    Original Academy exhaust nozzles have almost correct general size and shape, but they are not detailed and the edge of turkey feathers is much too thick. As I mentioned before I've bought exhaust nozzle photoetched set for MiG-29 from Part (actually two of them as you only get one nozzle in one set). Building the nozzle from this set is not the task for beginners. It is really difficult and time consuming job, requires a lot of precision, patience and a very good super glue. In the future I will rather look for quality resin sets...
    The result is however very good. I think nozzles made from Part set are a tiny bit too long. It could be corrected by installing them a bit deeper in the original kit plastic part, but I noticed this problem too late to do it. Fortunately  the difference is not significant and new nozzles look really cool! :-)

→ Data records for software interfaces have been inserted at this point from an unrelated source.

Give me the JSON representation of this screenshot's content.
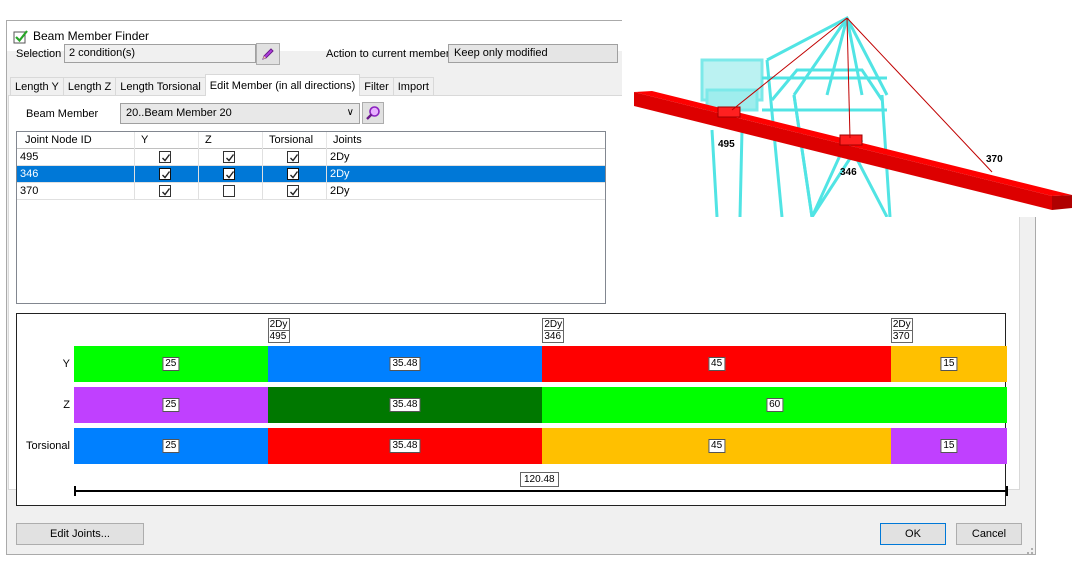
{
  "window": {
    "title": "Beam Member Finder",
    "colors": {
      "check": "#27a527",
      "accent": "#0078d7"
    }
  },
  "selection": {
    "label": "Selection",
    "value": "2 condition(s)",
    "edit_icon": "pencil-icon"
  },
  "action": {
    "label": "Action to current members",
    "value": "Keep only modified"
  },
  "tabs": [
    {
      "label": "Length Y",
      "active": false
    },
    {
      "label": "Length Z",
      "active": false
    },
    {
      "label": "Length Torsional",
      "active": false
    },
    {
      "label": "Edit Member (in all directions)",
      "active": true
    },
    {
      "label": "Filter",
      "active": false
    },
    {
      "label": "Import",
      "active": false
    }
  ],
  "beam_member": {
    "label": "Beam Member",
    "value": "20..Beam Member 20",
    "search_icon": "magnifier-icon"
  },
  "grid": {
    "columns": [
      "Joint Node ID",
      "Y",
      "Z",
      "Torsional",
      "Joints"
    ],
    "rows": [
      {
        "id": "495",
        "y": true,
        "z": true,
        "torsional": true,
        "joints": "2Dy",
        "selected": false
      },
      {
        "id": "346",
        "y": true,
        "z": true,
        "torsional": true,
        "joints": "2Dy",
        "selected": true
      },
      {
        "id": "370",
        "y": true,
        "z": false,
        "torsional": true,
        "joints": "2Dy",
        "selected": false
      }
    ]
  },
  "segments": {
    "joint_labels": [
      {
        "type": "2Dy",
        "id": "495"
      },
      {
        "type": "2Dy",
        "id": "346"
      },
      {
        "type": "2Dy",
        "id": "370"
      }
    ],
    "rows": [
      {
        "label": "Y",
        "segments": [
          {
            "value": "25",
            "color": "#00ff00"
          },
          {
            "value": "35.48",
            "color": "#0080ff"
          },
          {
            "value": "45",
            "color": "#ff0000"
          },
          {
            "value": "15",
            "color": "#ffc000"
          }
        ]
      },
      {
        "label": "Z",
        "segments": [
          {
            "value": "25",
            "color": "#c040ff"
          },
          {
            "value": "35.48",
            "color": "#007800"
          },
          {
            "value": "60",
            "color": "#00ff00"
          }
        ]
      },
      {
        "label": "Torsional",
        "segments": [
          {
            "value": "25",
            "color": "#0080ff"
          },
          {
            "value": "35.48",
            "color": "#ff0000"
          },
          {
            "value": "45",
            "color": "#ffc000"
          },
          {
            "value": "15",
            "color": "#c040ff"
          }
        ]
      }
    ],
    "total": "120.48"
  },
  "buttons": {
    "edit_joints": "Edit Joints...",
    "ok": "OK",
    "cancel": "Cancel"
  },
  "viewport": {
    "node_labels": [
      "495",
      "346",
      "370"
    ],
    "colors": {
      "beam": "#ff0000",
      "frame": "#33e0e0",
      "cable": "#c00000"
    }
  }
}
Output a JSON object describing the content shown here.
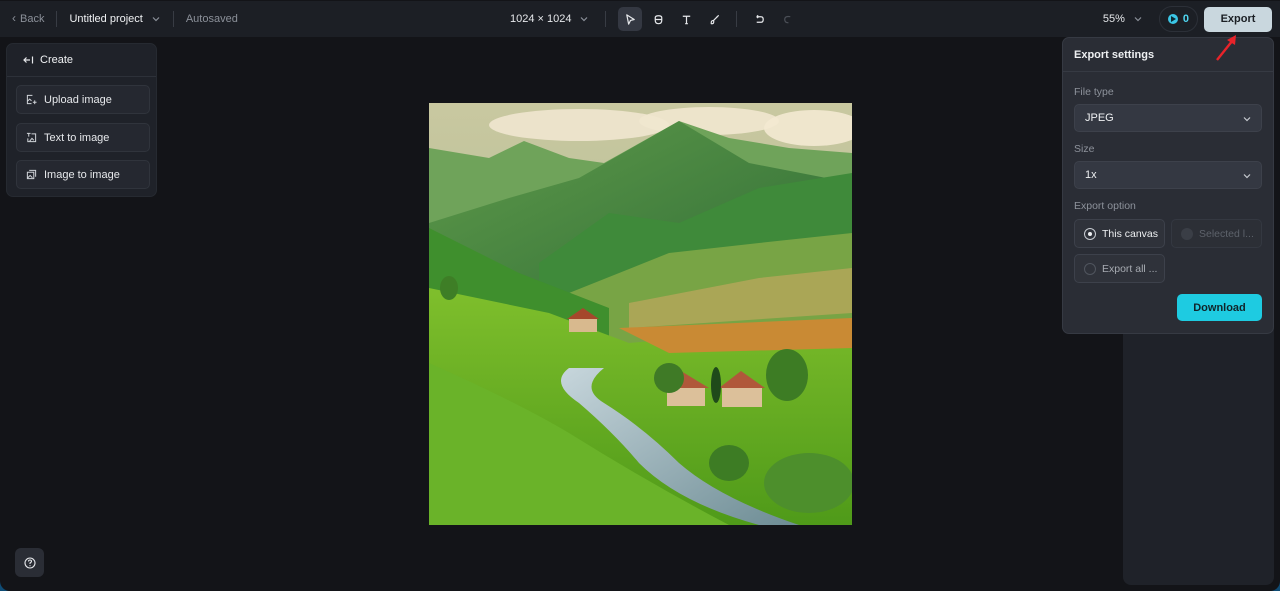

    I painted inside of the nozzles white (ceramic coating) and then used black and brown pastels to give it natural burned appearance and sealed with Testors Dullcote. PE afterburner spray ring was painted with Testor's Aluminum Plate metalizer. On the first picture below outer surfaces are only primed and on the second they are already painted with Testor's Exhaust and Burnt Metal metalizers. They were also weathered with the black pastel dust on the outside. Nozzles were covered with Testor's Metalizer Sealer on the outside. There are also photoetched nozzle covers in the Part set that need to be attached to the upper fuselage in place of plastic parts - I assembled them and painted with Alclad II Dark Aluminum metalizer. Nozzles and covers were not attached to the fuselage at these point yet. I only attached a two strips of styrene to the fuselage to make installation of nozzle covers easier at later stage (one white styrene strip is clearly visible on one of the pictures below).

Photoetched exhaust nozzles. Completely painted on the inside already, but just primed on the outside.
Click on the picture for enlarged version.

Finished exhaust nozzles and covers. Left set is just test fitted to the model.
Click on the picture for enlarged version.





Copyright 2003 VODNIK,